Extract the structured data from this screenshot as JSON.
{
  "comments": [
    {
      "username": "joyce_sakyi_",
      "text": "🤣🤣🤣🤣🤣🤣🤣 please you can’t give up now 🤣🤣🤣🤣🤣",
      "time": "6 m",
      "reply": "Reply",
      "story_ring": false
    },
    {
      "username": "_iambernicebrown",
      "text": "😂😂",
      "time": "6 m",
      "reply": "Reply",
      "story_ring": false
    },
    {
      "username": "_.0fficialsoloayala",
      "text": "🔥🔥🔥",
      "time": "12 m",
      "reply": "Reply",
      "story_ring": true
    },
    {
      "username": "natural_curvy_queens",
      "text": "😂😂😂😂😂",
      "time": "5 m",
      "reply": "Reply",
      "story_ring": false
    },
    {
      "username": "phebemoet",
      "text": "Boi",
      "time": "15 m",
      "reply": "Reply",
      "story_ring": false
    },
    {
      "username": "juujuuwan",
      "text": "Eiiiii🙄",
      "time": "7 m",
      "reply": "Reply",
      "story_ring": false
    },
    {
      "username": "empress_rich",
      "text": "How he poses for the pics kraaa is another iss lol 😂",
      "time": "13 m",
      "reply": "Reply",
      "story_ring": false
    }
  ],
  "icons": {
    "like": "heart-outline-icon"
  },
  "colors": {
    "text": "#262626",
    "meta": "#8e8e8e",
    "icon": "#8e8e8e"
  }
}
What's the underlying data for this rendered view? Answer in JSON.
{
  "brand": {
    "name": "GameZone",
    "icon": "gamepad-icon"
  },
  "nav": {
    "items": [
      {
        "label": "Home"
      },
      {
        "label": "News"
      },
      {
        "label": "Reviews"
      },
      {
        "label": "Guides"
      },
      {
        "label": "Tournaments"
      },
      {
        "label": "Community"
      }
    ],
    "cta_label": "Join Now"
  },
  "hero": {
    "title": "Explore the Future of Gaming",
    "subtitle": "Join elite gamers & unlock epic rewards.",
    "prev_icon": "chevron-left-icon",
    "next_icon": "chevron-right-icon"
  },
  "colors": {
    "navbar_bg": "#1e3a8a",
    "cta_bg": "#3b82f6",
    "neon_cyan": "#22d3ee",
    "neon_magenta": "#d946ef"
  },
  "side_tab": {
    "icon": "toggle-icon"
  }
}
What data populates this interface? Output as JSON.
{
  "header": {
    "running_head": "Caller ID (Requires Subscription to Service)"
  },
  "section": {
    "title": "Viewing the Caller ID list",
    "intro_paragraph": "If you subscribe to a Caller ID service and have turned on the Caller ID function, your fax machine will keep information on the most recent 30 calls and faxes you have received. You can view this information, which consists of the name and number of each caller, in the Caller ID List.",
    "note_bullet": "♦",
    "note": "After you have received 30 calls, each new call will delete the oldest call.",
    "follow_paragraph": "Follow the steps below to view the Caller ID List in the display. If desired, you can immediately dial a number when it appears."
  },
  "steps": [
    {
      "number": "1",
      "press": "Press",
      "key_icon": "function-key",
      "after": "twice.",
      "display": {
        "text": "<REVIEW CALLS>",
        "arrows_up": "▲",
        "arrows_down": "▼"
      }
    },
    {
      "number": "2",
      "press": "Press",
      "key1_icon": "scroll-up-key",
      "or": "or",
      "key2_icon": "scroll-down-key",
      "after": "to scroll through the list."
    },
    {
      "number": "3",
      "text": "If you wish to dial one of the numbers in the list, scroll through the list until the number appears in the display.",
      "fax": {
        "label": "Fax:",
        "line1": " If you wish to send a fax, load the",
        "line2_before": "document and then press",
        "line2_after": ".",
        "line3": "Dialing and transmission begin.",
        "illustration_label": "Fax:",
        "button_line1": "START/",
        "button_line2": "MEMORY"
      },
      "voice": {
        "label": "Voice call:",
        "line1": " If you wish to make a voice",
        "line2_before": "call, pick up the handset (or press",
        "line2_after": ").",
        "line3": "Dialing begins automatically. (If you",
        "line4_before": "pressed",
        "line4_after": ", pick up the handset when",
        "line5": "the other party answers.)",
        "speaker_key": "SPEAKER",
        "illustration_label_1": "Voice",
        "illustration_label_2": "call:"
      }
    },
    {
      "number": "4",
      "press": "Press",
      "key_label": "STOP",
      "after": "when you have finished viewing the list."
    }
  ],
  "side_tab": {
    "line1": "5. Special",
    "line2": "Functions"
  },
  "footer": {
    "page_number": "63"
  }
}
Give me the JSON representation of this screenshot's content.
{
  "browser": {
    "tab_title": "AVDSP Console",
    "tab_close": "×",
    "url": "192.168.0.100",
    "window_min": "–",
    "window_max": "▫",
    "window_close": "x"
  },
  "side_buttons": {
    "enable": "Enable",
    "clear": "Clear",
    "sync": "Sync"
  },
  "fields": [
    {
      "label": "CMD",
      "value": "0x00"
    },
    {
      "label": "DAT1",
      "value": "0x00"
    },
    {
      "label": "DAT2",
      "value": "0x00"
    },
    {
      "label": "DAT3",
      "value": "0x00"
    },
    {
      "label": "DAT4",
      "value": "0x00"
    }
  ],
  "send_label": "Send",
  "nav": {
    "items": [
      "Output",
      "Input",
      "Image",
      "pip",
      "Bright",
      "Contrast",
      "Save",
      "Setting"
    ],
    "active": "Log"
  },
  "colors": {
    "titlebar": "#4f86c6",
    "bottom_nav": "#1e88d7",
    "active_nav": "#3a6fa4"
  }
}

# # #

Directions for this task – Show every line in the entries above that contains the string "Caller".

Result –
    "running_head": "Caller ID (Requires Subscription to Service)"
    "title": "Viewing the Caller ID list",
    "intro_paragraph": "If you subscribe to a Caller ID service and have turned on the Caller ID function, your fax machine will keep information on the most recent 30 calls and faxes you have received. You can view this information, which consists of the name and number of each caller, in the Caller ID List.",
    "follow_paragraph": "Follow the steps below to view the Caller ID List in the display. If desired, you can immediately dial a number when it appears."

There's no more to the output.